Because of the generosity of a donor who has given us a large gift twice, the department has sometimes been able to offer summer research assistantships to a limited number of students each year for the past several years. Currently we have enough for three more summers, though there is no guarantee that this will continue past next year. Each year that funds remain, students will be invited to apply at the end of the spring semester; they must work with a faculty member who will typically assign them a research project of interest to both parties.
Students are encouraged to apply for work study and get work study eligibility. Such students are then eligible to be hired for example as research assistants for faculty members, as graduate student assistants in the Center for Values and Social Policy, or as graders for courses on an hourly basis.
In addition to internal department funding for Ph.D. students, there are university-wide sources of funding which are available to incoming or current Ph.D. students. These fellowships are awarded through an open campus-wide competition; some provide significantly more money than internal department funding sources. Our Ph.D. students have been successful each year in winning these fellowships. Visit University of Colorado Fellowships for more information.

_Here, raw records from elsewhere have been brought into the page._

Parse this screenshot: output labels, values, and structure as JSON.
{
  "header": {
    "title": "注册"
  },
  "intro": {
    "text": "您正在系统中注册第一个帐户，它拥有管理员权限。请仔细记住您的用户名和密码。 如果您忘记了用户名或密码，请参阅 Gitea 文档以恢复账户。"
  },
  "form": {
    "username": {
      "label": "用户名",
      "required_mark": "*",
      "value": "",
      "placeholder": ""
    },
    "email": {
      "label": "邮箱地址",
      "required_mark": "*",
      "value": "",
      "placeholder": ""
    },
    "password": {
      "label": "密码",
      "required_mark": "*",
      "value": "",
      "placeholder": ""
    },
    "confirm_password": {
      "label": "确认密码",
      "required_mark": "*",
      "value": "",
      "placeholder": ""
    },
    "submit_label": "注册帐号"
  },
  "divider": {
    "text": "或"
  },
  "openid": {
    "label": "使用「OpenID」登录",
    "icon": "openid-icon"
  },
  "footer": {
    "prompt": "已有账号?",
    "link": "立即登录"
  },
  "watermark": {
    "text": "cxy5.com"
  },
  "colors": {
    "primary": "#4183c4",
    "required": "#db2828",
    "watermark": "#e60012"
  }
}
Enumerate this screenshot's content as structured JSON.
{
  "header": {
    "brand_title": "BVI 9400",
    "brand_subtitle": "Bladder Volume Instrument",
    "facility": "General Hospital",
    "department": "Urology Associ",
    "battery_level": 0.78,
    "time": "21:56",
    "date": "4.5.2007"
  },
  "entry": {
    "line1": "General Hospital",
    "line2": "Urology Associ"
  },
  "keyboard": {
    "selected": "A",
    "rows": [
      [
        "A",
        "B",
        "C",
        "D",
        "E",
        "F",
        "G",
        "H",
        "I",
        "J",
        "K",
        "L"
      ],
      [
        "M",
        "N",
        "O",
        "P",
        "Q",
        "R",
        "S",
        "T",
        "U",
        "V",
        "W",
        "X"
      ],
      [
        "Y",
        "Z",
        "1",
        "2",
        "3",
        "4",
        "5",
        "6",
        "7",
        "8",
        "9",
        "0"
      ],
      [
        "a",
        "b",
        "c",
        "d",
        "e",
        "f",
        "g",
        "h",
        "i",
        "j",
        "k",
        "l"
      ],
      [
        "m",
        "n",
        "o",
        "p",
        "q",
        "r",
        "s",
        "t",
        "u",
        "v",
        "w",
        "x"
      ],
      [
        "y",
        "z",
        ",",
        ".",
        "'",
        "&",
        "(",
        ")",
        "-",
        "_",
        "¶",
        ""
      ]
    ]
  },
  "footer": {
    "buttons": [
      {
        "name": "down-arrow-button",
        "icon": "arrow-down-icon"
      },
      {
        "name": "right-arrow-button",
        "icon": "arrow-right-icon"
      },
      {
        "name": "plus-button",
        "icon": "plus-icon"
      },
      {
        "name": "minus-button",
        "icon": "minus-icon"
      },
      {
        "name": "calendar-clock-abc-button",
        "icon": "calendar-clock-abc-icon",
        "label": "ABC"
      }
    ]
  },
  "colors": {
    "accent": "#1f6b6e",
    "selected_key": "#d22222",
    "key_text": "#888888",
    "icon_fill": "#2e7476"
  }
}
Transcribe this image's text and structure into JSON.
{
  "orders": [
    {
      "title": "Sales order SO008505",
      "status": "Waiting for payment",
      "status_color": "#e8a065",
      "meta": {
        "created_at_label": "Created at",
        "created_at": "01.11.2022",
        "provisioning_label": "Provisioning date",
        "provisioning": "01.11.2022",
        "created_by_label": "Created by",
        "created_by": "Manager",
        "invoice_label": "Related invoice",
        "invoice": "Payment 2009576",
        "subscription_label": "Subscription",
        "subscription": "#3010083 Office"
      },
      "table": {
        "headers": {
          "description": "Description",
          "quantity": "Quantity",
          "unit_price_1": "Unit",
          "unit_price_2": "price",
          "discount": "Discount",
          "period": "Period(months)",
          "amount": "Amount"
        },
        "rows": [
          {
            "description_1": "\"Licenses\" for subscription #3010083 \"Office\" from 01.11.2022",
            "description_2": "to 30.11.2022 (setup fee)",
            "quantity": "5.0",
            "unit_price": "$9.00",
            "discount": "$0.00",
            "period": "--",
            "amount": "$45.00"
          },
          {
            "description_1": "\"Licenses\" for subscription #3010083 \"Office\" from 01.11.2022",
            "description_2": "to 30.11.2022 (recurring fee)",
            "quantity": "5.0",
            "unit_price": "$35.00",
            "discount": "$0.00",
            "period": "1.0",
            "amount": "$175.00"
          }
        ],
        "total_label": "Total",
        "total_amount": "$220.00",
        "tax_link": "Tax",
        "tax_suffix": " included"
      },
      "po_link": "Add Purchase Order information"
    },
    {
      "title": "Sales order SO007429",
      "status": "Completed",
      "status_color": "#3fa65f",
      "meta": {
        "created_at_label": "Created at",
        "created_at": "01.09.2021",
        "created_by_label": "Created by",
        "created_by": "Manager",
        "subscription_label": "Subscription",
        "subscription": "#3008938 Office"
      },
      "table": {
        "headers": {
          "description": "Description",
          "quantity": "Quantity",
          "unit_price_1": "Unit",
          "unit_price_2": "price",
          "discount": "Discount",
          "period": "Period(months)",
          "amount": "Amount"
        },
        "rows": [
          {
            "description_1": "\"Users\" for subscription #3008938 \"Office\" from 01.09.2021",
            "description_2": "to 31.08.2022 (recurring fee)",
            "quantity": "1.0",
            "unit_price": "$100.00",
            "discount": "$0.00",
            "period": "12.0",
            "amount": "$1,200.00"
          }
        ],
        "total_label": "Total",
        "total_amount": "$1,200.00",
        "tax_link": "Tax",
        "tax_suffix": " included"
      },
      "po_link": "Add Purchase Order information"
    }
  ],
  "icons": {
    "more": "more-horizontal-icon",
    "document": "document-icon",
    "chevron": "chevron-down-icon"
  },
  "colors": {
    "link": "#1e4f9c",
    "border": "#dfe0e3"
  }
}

Other forms of financial support, including work-study and student loans, are also available to both M.A. and Ph.D. students. For more information, visit the Office of Financial Aid.
Finally, funds are available both within the department and from the university for travel to present papers at conferences.
The Department of Philosophy offers 2 courses of study leading to graduate degrees: an M.A. program and a Ph.D. program. The programs are independent in the sense that satisfactory completion of the M.A. program is not sufficient for admission to the Ph.D. program.
The M.A. requires 30 hours of approved graduate study, demonstrated proficiency in the core areas of Philosophy, and a successful thesis defense. 4 to 6 hours must be for thesis hours; the remaining 24-26 hours are for coursework credit hours (roughly 8 courses).
The Ph.D. requires 45 hours of approved graduate study, in addition to the 30 hours of dissertation credit hours required by the Graduate School. 27 of the 45 hours (equivalent to 9 courses) must satisfy departmental distribution requirements. Other requirements include a logic requirement; satisfactory completion of third-semester Diagnostic Paper and fifth-semester Qualifying paper; and successful prospectus oral and dissertation defense.
For more detailed information, visit the Requirements page.